(App and web page records)
....
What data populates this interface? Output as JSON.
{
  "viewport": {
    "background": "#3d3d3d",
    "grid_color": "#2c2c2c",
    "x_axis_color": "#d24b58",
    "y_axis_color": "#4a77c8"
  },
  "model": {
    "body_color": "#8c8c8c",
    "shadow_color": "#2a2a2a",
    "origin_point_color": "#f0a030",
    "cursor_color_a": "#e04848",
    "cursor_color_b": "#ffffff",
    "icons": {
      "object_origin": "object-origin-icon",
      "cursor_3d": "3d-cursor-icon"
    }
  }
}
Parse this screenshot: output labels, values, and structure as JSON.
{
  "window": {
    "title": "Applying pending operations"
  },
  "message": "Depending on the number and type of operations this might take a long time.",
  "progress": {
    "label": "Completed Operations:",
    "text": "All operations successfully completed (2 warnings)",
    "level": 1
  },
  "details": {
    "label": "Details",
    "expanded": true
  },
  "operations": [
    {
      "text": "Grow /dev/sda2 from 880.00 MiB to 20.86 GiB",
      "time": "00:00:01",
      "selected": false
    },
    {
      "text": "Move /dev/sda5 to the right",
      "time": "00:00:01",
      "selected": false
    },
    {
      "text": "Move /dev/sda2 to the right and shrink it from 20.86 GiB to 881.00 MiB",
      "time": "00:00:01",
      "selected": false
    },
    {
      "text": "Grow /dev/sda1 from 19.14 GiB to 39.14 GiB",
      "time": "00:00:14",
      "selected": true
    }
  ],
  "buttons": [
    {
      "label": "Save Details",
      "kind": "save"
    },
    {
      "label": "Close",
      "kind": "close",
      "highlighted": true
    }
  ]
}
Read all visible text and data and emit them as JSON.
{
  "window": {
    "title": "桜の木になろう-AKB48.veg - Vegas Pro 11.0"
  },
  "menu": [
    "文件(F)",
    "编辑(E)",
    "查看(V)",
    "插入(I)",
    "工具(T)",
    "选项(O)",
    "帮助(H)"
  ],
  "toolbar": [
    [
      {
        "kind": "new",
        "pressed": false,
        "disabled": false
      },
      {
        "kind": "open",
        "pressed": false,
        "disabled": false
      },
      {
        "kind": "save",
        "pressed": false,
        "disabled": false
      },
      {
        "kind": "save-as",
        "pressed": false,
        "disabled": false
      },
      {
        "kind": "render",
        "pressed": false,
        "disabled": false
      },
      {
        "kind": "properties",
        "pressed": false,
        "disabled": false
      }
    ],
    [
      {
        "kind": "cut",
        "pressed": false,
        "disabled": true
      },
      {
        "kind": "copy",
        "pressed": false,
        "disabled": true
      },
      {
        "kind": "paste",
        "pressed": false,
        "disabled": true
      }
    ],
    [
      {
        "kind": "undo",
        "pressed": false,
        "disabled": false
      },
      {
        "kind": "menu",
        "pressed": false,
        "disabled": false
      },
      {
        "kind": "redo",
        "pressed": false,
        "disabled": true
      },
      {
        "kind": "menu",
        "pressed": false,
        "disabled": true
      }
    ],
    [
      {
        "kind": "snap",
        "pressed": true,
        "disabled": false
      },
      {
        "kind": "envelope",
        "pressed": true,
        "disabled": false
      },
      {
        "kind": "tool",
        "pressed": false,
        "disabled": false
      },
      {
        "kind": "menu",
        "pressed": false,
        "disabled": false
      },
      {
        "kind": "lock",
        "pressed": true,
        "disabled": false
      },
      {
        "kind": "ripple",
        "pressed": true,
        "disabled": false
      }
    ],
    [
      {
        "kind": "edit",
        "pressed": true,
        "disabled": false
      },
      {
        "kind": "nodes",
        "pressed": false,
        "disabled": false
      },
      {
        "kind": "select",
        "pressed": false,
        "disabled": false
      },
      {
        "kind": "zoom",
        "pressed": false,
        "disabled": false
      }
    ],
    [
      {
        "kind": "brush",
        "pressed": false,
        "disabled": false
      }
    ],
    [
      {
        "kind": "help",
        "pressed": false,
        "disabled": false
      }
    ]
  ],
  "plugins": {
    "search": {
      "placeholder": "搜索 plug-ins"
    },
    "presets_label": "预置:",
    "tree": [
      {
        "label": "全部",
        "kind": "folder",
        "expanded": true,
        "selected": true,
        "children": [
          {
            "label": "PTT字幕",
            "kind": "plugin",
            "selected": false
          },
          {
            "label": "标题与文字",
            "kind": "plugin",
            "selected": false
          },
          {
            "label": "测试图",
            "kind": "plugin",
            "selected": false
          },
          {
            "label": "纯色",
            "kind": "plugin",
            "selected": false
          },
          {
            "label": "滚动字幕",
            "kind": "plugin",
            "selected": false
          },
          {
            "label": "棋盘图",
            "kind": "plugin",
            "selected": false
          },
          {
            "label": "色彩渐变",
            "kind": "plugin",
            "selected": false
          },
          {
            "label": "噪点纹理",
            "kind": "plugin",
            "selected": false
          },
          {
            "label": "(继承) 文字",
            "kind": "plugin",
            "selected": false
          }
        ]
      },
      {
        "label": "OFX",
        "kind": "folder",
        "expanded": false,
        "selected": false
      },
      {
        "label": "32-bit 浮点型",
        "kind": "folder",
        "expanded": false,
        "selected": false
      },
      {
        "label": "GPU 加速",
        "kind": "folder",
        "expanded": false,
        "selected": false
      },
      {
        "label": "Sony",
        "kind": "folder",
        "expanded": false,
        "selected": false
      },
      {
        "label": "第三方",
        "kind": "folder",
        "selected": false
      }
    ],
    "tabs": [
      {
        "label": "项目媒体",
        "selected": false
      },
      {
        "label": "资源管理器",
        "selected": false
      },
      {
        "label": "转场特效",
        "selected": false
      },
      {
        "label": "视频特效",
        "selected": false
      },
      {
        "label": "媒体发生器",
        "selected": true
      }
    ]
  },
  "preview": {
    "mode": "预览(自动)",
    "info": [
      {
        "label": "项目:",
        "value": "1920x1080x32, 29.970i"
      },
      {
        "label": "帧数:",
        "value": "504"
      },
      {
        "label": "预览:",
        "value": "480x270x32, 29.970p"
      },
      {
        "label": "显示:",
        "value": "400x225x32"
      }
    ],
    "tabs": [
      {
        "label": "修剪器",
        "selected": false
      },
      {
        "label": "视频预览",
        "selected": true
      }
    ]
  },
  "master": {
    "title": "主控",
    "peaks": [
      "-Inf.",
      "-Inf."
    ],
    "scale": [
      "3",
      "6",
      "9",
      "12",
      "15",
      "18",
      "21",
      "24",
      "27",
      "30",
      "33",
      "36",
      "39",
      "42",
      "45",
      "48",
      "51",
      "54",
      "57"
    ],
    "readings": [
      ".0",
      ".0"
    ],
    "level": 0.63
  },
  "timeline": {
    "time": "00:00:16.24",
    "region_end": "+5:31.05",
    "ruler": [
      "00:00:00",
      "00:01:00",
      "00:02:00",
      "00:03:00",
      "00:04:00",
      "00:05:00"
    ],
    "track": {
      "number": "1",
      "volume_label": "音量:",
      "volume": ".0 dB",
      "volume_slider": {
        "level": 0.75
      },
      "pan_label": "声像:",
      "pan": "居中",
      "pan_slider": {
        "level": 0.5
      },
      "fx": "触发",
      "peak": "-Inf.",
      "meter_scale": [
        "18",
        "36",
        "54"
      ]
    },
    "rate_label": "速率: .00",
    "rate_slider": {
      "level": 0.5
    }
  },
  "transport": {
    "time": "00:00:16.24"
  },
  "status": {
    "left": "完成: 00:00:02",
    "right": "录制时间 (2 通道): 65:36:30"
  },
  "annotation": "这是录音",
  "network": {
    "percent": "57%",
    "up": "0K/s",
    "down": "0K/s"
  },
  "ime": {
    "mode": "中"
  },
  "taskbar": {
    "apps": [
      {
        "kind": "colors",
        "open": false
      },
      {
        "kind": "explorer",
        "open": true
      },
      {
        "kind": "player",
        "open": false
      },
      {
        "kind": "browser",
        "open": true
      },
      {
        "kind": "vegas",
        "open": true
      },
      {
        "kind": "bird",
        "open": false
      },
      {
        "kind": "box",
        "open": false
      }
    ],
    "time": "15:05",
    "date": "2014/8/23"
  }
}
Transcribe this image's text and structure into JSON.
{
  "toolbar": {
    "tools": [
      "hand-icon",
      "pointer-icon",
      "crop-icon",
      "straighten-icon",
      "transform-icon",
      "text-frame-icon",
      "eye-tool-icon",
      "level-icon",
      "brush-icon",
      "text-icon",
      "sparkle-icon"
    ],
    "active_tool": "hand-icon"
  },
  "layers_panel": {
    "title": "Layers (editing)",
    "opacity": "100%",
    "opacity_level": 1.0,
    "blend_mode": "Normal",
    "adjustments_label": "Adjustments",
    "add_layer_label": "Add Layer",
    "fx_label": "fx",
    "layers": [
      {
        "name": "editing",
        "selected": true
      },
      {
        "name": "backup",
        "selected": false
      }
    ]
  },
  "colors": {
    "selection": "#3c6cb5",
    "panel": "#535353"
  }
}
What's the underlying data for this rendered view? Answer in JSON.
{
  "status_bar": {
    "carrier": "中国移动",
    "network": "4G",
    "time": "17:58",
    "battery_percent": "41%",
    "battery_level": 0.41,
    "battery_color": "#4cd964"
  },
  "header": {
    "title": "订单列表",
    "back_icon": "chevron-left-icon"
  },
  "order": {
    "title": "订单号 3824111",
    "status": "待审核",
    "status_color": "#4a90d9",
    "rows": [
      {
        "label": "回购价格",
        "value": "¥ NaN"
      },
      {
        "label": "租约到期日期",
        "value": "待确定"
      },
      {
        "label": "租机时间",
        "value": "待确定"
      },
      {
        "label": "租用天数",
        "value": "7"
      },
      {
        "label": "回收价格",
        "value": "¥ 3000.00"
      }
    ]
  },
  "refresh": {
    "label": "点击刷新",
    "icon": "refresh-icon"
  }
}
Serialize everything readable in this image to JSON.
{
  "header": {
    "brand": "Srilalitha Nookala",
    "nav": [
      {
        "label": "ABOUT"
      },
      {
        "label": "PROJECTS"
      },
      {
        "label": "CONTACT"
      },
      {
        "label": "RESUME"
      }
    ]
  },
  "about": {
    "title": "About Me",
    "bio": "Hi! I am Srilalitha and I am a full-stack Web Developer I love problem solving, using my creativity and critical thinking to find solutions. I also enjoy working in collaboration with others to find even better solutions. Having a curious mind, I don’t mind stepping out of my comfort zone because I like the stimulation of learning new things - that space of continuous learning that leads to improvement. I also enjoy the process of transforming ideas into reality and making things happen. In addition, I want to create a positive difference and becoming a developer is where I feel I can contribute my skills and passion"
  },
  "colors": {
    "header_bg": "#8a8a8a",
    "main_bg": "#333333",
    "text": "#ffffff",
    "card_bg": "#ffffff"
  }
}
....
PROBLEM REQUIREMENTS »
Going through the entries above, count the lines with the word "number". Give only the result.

ANSWER TO THE PROBLEM »
2